"The day that we ran out of water I turned on my faucet and nothing was there and at that moment I knew the whole of Barnhart was down the tubes," she said, blinking back tears. "I went: 'dear God help us. That was the first thought that came to mind."
Ranchers dumped most of their herds. Cotton farmers lost up to half their crops. The extra draw down, coupled with drought, made it impossible for local ranchers to feed and water their herds, said Buck Owens. In a good year, Owens used to run 500 cattle and up to 8,000 goats on his 7,689 leased hectares (19,000 acres). Now he's down to a few hundred goats.
The drought undoubtedly took its toll but Owens reserved his anger for the contractors who drilled 104 water wells on his leased land, to supply the oil companies.
Unlike oil and natural gas, renewable energy can peacefully coexist with farmers and people who like to drink water. I'm not sure how active 350.org is down in Texas, but it sounds like there are some pretty angry farmers ready to see the light.
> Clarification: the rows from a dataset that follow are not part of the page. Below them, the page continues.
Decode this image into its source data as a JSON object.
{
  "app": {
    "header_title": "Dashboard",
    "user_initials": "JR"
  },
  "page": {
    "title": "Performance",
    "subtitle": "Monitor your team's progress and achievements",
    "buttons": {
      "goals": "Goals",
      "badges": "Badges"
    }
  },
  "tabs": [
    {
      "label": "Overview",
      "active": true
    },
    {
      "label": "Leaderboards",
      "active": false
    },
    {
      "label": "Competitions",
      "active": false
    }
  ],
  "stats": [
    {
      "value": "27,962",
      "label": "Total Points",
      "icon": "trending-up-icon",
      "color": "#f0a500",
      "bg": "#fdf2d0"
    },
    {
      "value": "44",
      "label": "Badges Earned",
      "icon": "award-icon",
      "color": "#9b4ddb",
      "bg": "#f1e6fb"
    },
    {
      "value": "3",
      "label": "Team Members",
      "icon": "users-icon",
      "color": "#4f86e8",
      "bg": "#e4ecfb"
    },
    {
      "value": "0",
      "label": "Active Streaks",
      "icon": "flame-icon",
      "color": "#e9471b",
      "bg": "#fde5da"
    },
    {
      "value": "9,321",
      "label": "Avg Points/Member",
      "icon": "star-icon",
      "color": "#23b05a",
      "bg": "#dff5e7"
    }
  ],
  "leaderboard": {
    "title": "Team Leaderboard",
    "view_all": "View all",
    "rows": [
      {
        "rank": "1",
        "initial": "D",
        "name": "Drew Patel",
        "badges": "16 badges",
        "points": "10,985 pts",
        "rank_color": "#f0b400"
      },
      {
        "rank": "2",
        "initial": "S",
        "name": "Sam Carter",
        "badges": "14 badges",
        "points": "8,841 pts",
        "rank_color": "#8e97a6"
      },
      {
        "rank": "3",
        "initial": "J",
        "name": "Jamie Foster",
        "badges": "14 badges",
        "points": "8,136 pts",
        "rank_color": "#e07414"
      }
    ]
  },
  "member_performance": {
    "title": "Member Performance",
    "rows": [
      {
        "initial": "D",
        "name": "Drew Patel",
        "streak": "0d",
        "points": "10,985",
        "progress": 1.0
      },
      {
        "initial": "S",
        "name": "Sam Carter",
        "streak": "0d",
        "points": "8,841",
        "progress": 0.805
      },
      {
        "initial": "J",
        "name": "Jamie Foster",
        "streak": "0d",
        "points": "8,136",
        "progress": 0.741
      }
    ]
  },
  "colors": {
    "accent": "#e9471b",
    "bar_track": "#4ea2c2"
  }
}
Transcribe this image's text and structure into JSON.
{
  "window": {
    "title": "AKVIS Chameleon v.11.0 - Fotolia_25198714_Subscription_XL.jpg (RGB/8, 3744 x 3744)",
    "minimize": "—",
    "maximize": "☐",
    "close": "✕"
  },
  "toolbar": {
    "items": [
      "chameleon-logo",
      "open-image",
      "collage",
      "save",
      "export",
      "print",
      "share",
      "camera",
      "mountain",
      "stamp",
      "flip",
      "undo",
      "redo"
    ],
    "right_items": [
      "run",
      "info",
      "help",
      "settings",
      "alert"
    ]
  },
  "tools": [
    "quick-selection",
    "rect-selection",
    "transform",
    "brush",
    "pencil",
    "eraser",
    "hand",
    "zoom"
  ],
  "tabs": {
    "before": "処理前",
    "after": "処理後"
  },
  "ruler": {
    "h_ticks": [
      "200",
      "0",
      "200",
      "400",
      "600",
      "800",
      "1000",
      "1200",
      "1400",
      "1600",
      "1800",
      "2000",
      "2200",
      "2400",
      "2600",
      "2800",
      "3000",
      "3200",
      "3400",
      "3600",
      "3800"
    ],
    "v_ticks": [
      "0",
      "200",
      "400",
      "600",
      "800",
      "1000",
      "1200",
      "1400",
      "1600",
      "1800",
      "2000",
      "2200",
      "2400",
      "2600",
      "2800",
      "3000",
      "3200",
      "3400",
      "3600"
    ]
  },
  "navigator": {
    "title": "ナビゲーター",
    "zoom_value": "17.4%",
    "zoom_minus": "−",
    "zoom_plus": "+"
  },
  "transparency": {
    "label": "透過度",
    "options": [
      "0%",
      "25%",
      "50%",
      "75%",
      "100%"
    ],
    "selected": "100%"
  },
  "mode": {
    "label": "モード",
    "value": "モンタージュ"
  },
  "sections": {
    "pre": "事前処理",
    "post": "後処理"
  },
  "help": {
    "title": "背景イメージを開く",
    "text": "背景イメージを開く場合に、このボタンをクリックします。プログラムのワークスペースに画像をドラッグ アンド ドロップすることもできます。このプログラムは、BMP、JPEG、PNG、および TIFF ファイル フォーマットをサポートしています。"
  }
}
My apologies for the short diary, but the article is well worth reading, and while a tragedy in the short term, may give us the impetus to take back the House and get moving on fighting global warming.